§ Instructions to follow:
The answer should contain every entry below, copied exactly.

Content starts

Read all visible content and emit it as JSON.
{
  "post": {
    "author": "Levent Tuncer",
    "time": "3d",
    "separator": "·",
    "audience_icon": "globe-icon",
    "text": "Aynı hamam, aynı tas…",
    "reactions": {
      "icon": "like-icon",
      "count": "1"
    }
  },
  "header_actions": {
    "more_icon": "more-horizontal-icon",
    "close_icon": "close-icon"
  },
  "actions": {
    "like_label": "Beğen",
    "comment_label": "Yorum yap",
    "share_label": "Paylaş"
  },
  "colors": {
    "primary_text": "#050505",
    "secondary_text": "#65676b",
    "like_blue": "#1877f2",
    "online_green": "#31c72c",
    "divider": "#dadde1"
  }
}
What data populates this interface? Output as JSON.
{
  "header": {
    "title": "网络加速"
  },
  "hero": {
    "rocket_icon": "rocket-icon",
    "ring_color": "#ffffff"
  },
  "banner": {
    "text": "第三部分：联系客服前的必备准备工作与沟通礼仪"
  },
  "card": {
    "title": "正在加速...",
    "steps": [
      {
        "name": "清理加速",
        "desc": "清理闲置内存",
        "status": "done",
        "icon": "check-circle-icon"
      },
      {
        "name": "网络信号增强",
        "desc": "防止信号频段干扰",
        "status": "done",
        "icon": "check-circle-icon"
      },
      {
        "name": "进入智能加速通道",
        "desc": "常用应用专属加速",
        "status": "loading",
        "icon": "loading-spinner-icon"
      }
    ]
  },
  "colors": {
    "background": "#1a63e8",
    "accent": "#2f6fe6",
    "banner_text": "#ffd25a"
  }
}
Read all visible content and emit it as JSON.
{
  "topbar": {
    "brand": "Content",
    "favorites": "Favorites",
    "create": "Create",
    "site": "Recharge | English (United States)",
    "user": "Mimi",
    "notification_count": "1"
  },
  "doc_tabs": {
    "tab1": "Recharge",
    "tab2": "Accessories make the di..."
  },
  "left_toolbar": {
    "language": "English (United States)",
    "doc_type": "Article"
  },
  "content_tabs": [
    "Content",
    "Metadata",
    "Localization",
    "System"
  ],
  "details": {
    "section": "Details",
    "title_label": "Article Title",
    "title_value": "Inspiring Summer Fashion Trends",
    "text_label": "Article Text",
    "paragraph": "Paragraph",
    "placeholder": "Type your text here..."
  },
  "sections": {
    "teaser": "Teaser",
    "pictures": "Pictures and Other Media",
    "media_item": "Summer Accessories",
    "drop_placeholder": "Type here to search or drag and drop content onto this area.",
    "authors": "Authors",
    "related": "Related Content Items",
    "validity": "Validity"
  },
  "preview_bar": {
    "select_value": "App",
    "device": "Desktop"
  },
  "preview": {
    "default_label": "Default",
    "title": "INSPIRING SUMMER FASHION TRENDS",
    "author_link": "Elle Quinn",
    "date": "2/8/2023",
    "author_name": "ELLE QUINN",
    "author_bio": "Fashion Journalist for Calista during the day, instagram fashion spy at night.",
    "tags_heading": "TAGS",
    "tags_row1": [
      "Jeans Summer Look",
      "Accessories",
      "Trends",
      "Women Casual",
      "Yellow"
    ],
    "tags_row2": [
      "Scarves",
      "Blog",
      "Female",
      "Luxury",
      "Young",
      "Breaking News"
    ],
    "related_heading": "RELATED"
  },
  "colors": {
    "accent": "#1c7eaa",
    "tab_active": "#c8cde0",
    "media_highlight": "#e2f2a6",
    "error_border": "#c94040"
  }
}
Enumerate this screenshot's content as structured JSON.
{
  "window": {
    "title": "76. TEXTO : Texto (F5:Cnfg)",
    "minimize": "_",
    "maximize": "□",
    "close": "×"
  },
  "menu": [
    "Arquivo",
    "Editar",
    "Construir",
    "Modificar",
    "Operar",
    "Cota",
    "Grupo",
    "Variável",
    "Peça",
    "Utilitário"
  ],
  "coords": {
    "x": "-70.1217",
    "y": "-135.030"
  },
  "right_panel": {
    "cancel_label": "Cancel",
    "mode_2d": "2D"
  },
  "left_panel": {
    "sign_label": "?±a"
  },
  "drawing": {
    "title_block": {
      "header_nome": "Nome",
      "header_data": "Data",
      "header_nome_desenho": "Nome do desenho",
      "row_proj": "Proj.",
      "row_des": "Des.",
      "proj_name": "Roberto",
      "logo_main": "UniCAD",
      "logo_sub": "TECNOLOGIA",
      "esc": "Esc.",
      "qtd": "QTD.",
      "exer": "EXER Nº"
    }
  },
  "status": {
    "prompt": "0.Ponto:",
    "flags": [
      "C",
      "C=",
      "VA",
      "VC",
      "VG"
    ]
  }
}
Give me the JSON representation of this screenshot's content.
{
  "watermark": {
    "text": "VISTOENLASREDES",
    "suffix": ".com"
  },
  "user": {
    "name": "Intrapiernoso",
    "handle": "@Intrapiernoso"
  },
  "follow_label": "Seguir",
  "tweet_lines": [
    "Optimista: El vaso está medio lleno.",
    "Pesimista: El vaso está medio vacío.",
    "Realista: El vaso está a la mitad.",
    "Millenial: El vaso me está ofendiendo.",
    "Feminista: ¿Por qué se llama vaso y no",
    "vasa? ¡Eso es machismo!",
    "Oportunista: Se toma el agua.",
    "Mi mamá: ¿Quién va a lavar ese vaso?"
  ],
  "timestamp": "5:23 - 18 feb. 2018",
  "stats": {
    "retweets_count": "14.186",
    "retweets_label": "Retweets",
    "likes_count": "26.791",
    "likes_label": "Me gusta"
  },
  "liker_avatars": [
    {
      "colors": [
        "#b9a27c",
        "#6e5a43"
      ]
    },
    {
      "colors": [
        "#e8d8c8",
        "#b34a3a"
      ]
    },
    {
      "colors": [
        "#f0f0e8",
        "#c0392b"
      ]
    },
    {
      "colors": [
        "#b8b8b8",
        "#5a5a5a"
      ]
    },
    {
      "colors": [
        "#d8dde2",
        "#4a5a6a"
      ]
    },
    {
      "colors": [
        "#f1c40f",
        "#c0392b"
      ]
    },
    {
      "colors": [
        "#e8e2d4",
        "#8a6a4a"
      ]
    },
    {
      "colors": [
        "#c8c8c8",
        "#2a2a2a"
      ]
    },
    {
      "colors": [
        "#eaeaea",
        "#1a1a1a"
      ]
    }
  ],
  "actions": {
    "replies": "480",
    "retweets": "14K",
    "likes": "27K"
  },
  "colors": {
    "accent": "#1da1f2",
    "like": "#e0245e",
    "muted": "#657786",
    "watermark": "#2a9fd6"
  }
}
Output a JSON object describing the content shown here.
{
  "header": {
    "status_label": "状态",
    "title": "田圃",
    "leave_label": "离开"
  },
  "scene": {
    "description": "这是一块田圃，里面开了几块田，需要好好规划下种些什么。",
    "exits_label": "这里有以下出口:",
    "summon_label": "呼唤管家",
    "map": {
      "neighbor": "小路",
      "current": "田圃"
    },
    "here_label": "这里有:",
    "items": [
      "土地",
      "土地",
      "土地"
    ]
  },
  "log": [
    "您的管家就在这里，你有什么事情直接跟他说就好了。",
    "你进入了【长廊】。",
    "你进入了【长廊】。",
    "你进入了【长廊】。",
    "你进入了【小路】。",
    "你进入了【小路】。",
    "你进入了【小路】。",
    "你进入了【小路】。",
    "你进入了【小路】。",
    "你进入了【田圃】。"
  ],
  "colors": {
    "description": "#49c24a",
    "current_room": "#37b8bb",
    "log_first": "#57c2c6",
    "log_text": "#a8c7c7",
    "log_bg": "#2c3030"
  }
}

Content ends

§ Completed exercise:
Read all visible content and emit it as JSON.
{
  "post": {
    "author": "Levent Tuncer",
    "time": "3d",
    "separator": "·",
    "audience_icon": "globe-icon",
    "text": "Aynı hamam, aynı tas…",
    "reactions": {
      "icon": "like-icon",
      "count": "1"
    }
  },
  "header_actions": {
    "more_icon": "more-horizontal-icon",
    "close_icon": "close-icon"
  },
  "actions": {
    "like_label": "Beğen",
    "comment_label": "Yorum yap",
    "share_label": "Paylaş"
  },
  "colors": {
    "primary_text": "#050505",
    "secondary_text": "#65676b",
    "like_blue": "#1877f2",
    "online_green": "#31c72c",
    "divider": "#dadde1"
  }
}
What data populates this interface? Output as JSON.
{
  "header": {
    "title": "网络加速"
  },
  "hero": {
    "rocket_icon": "rocket-icon",
    "ring_color": "#ffffff"
  },
  "banner": {
    "text": "第三部分：联系客服前的必备准备工作与沟通礼仪"
  },
  "card": {
    "title": "正在加速...",
    "steps": [
      {
        "name": "清理加速",
        "desc": "清理闲置内存",
        "status": "done",
        "icon": "check-circle-icon"
      },
      {
        "name": "网络信号增强",
        "desc": "防止信号频段干扰",
        "status": "done",
        "icon": "check-circle-icon"
      },
      {
        "name": "进入智能加速通道",
        "desc": "常用应用专属加速",
        "status": "loading",
        "icon": "loading-spinner-icon"
      }
    ]
  },
  "colors": {
    "background": "#1a63e8",
    "accent": "#2f6fe6",
    "banner_text": "#ffd25a"
  }
}
Read all visible content and emit it as JSON.
{
  "topbar": {
    "brand": "Content",
    "favorites": "Favorites",
    "create": "Create",
    "site": "Recharge | English (United States)",
    "user": "Mimi",
    "notification_count": "1"
  },
  "doc_tabs": {
    "tab1": "Recharge",
    "tab2": "Accessories make the di..."
  },
  "left_toolbar": {
    "language": "English (United States)",
    "doc_type": "Article"
  },
  "content_tabs": [
    "Content",
    "Metadata",
    "Localization",
    "System"
  ],
  "details": {
    "section": "Details",
    "title_label": "Article Title",
    "title_value": "Inspiring Summer Fashion Trends",
    "text_label": "Article Text",
    "paragraph": "Paragraph",
    "placeholder": "Type your text here..."
  },
  "sections": {
    "teaser": "Teaser",
    "pictures": "Pictures and Other Media",
    "media_item": "Summer Accessories",
    "drop_placeholder": "Type here to search or drag and drop content onto this area.",
    "authors": "Authors",
    "related": "Related Content Items",
    "validity": "Validity"
  },
  "preview_bar": {
    "select_value": "App",
    "device": "Desktop"
  },
  "preview": {
    "default_label": "Default",
    "title": "INSPIRING SUMMER FASHION TRENDS",
    "author_link": "Elle Quinn",
    "date": "2/8/2023",
    "author_name": "ELLE QUINN",
    "author_bio": "Fashion Journalist for Calista during the day, instagram fashion spy at night.",
    "tags_heading": "TAGS",
    "tags_row1": [
      "Jeans Summer Look",
      "Accessories",
      "Trends",
      "Women Casual",
      "Yellow"
    ],
    "tags_row2": [
      "Scarves",
      "Blog",
      "Female",
      "Luxury",
      "Young",
      "Breaking News"
    ],
    "related_heading": "RELATED"
  },
  "colors": {
    "accent": "#1c7eaa",
    "tab_active": "#c8cde0",
    "media_highlight": "#e2f2a6",
    "error_border": "#c94040"
  }
}
Enumerate this screenshot's content as structured JSON.
{
  "window": {
    "title": "76. TEXTO : Texto (F5:Cnfg)",
    "minimize": "_",
    "maximize": "□",
    "close": "×"
  },
  "menu": [
    "Arquivo",
    "Editar",
    "Construir",
    "Modificar",
    "Operar",
    "Cota",
    "Grupo",
    "Variável",
    "Peça",
    "Utilitário"
  ],
  "coords": {
    "x": "-70.1217",
    "y": "-135.030"
  },
  "right_panel": {
    "cancel_label": "Cancel",
    "mode_2d": "2D"
  },
  "left_panel": {
    "sign_label": "?±a"
  },
  "drawing": {
    "title_block": {
      "header_nome": "Nome",
      "header_data": "Data",
      "header_nome_desenho": "Nome do desenho",
      "row_proj": "Proj.",
      "row_des": "Des.",
      "proj_name": "Roberto",
      "logo_main": "UniCAD",
      "logo_sub": "TECNOLOGIA",
      "esc": "Esc.",
      "qtd": "QTD.",
      "exer": "EXER Nº"
    }
  },
  "status": {
    "prompt": "0.Ponto:",
    "flags": [
      "C",
      "C=",
      "VA",
      "VC",
      "VG"
    ]
  }
}
Give me the JSON representation of this screenshot's content.
{
  "watermark": {
    "text": "VISTOENLASREDES",
    "suffix": ".com"
  },
  "user": {
    "name": "Intrapiernoso",
    "handle": "@Intrapiernoso"
  },
  "follow_label": "Seguir",
  "tweet_lines": [
    "Optimista: El vaso está medio lleno.",
    "Pesimista: El vaso está medio vacío.",
    "Realista: El vaso está a la mitad.",
    "Millenial: El vaso me está ofendiendo.",
    "Feminista: ¿Por qué se llama vaso y no",
    "vasa? ¡Eso es machismo!",
    "Oportunista: Se toma el agua.",
    "Mi mamá: ¿Quién va a lavar ese vaso?"
  ],
  "timestamp": "5:23 - 18 feb. 2018",
  "stats": {
    "retweets_count": "14.186",
    "retweets_label": "Retweets",
    "likes_count": "26.791",
    "likes_label": "Me gusta"
  },
  "liker_avatars": [
    {
      "colors": [
        "#b9a27c",
        "#6e5a43"
      ]
    },
    {
      "colors": [
        "#e8d8c8",
        "#b34a3a"
      ]
    },
    {
      "colors": [
        "#f0f0e8",
        "#c0392b"
      ]
    },
    {
      "colors": [
        "#b8b8b8",
        "#5a5a5a"
      ]
    },
    {
      "colors": [
        "#d8dde2",
        "#4a5a6a"
      ]
    },
    {
      "colors": [
        "#f1c40f",
        "#c0392b"
      ]
    },
    {
      "colors": [
        "#e8e2d4",
        "#8a6a4a"
      ]
    },
    {
      "colors": [
        "#c8c8c8",
        "#2a2a2a"
      ]
    },
    {
      "colors": [
        "#eaeaea",
        "#1a1a1a"
      ]
    }
  ],
  "actions": {
    "replies": "480",
    "retweets": "14K",
    "likes": "27K"
  },
  "colors": {
    "accent": "#1da1f2",
    "like": "#e0245e",
    "muted": "#657786",
    "watermark": "#2a9fd6"
  }
}
Output a JSON object describing the content shown here.
{
  "header": {
    "status_label": "状态",
    "title": "田圃",
    "leave_label": "离开"
  },
  "scene": {
    "description": "这是一块田圃，里面开了几块田，需要好好规划下种些什么。",
    "exits_label": "这里有以下出口:",
    "summon_label": "呼唤管家",
    "map": {
      "neighbor": "小路",
      "current": "田圃"
    },
    "here_label": "这里有:",
    "items": [
      "土地",
      "土地",
      "土地"
    ]
  },
  "log": [
    "您的管家就在这里，你有什么事情直接跟他说就好了。",
    "你进入了【长廊】。",
    "你进入了【长廊】。",
    "你进入了【长廊】。",
    "你进入了【小路】。",
    "你进入了【小路】。",
    "你进入了【小路】。",
    "你进入了【小路】。",
    "你进入了【小路】。",
    "你进入了【田圃】。"
  ],
  "colors": {
    "description": "#49c24a",
    "current_room": "#37b8bb",
    "log_first": "#57c2c6",
    "log_text": "#a8c7c7",
    "log_bg": "#2c3030"
  }
}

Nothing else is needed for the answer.